- _WHAT TO PRODUCE_:
Every line below that holds the string "Violence" must be copied.

(INFORMATION GIVEN)

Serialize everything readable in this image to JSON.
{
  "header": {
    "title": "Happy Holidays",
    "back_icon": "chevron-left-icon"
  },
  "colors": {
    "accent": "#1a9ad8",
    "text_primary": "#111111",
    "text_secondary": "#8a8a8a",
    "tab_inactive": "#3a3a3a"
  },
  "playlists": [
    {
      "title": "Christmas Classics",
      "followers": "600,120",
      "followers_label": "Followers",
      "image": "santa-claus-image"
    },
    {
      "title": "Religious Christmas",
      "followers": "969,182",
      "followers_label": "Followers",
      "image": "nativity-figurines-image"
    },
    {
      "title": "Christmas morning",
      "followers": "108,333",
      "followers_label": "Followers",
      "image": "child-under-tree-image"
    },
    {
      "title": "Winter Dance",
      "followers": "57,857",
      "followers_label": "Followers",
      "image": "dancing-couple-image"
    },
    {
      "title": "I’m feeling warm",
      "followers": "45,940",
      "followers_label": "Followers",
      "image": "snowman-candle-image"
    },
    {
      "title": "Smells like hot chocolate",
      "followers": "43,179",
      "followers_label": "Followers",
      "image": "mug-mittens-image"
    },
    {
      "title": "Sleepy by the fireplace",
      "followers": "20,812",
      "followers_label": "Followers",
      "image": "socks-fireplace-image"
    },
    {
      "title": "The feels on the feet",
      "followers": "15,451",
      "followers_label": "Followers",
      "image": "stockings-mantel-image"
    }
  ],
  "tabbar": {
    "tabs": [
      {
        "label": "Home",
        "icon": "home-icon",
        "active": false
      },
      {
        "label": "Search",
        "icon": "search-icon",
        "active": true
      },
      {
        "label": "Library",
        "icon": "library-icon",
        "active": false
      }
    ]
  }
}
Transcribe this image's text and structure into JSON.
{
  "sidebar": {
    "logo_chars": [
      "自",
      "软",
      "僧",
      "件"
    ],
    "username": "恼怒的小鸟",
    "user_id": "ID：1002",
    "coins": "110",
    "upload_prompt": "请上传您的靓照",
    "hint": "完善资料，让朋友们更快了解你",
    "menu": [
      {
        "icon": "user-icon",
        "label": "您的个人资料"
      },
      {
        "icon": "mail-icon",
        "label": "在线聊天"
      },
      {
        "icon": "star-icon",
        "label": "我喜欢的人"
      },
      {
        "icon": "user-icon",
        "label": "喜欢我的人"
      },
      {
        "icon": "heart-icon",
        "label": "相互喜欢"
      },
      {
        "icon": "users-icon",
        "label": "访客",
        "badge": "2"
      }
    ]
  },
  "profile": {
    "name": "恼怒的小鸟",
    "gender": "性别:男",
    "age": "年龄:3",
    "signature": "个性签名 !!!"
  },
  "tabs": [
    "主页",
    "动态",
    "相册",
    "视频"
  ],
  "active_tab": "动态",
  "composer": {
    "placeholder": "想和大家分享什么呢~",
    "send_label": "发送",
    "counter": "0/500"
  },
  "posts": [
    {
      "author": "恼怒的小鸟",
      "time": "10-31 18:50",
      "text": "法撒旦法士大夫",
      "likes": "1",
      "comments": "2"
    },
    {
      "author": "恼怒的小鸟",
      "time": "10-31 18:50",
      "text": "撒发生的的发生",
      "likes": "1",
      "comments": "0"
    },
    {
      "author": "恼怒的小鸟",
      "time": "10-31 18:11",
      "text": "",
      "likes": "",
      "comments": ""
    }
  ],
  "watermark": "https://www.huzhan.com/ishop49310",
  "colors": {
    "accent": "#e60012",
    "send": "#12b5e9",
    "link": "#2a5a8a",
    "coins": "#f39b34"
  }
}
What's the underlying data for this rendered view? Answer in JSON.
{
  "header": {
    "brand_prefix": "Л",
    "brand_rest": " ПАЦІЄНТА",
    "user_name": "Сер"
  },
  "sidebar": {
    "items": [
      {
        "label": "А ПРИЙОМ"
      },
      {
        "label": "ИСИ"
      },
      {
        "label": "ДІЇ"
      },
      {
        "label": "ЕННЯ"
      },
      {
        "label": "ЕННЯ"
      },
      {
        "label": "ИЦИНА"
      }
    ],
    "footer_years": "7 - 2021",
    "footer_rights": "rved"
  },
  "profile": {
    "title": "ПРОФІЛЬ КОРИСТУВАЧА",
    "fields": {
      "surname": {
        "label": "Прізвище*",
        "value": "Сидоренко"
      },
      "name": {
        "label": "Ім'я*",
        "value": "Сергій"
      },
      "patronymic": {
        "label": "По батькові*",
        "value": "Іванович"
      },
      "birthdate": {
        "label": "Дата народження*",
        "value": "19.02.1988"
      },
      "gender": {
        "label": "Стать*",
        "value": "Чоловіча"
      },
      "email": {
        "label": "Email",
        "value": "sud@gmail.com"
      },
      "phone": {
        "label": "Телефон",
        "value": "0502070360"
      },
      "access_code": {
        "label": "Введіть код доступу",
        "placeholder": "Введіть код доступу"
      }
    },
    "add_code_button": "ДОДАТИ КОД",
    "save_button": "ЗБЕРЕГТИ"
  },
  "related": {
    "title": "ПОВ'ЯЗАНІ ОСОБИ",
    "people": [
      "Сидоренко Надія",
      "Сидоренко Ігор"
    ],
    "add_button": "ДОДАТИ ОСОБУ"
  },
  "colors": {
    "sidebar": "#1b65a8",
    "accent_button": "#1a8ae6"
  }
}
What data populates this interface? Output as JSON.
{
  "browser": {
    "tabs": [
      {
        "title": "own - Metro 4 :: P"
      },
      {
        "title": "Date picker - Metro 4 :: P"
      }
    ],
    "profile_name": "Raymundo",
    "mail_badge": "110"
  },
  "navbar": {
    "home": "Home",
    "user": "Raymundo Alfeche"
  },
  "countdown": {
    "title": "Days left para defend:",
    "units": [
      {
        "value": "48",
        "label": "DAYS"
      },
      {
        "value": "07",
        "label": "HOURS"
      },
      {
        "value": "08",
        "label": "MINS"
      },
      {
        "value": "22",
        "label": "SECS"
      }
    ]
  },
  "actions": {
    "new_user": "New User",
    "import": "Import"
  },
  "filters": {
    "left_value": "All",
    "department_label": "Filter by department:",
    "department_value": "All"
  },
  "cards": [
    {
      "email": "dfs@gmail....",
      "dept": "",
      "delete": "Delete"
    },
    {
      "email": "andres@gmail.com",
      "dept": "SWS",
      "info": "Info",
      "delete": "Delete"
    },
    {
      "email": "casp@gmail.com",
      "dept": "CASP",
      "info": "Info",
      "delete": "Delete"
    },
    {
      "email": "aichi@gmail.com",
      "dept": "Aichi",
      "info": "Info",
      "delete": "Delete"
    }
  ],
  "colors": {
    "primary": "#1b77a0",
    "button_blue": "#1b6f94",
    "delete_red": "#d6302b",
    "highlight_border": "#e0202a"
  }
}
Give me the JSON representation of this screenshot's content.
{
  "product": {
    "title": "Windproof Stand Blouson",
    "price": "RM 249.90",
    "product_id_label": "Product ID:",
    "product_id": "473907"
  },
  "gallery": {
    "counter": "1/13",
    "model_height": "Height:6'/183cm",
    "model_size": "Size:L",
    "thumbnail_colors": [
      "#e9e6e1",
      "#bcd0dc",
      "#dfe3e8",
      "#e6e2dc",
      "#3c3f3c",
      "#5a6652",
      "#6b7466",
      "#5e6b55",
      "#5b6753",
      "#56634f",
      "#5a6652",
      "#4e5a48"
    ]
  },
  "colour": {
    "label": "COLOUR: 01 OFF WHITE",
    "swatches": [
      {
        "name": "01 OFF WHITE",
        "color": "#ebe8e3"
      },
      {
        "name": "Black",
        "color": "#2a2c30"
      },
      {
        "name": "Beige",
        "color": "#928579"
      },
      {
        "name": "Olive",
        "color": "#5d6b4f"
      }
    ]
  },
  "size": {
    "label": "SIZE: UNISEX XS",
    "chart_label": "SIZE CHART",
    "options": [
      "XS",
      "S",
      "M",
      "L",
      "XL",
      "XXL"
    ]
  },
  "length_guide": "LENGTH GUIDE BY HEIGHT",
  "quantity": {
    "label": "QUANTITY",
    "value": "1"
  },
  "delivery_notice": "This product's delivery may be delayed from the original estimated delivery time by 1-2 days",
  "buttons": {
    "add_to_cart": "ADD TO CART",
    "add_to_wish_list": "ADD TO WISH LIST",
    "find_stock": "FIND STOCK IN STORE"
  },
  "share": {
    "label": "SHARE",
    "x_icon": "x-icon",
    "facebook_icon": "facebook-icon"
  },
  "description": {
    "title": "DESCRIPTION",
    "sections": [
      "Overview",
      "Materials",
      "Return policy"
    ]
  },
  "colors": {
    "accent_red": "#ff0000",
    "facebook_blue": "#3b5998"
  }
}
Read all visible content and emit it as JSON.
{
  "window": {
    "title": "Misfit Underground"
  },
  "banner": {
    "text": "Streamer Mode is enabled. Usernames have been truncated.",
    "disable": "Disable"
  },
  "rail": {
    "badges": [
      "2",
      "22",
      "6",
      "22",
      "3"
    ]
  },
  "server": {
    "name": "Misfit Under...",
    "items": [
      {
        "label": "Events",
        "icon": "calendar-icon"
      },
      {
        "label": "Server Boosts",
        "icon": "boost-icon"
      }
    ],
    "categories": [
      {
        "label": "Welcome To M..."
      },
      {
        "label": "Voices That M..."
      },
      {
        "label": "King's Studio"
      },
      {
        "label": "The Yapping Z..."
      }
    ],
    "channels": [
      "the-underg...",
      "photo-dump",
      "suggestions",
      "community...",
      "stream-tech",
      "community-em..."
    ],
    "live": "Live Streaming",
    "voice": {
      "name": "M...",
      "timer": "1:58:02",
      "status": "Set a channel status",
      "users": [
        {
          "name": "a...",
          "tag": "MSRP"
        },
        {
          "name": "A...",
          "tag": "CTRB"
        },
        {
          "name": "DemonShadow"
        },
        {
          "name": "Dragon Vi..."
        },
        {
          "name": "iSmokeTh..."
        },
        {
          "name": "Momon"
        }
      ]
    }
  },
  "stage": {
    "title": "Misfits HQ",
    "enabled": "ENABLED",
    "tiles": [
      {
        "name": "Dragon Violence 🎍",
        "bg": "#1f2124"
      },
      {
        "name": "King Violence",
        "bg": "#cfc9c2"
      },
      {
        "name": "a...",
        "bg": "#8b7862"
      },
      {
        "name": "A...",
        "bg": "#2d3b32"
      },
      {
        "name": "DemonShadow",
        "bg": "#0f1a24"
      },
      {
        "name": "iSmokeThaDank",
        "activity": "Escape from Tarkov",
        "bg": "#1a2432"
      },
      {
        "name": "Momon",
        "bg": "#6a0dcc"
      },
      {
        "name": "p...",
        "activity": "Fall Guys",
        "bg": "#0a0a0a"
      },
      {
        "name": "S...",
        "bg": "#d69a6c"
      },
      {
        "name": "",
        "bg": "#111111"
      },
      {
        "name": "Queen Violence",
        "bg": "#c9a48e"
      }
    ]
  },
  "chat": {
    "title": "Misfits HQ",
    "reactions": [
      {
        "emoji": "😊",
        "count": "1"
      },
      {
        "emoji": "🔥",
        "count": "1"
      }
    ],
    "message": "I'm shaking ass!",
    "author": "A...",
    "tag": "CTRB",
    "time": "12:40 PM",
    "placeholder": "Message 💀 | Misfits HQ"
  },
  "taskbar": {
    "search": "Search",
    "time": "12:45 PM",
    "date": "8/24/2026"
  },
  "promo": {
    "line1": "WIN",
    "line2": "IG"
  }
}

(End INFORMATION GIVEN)

- _SOLUTION TO THIS TASK_:
        "name": "Dragon Violence 🎍",
        "name": "King Violence",
        "name": "Queen Violence",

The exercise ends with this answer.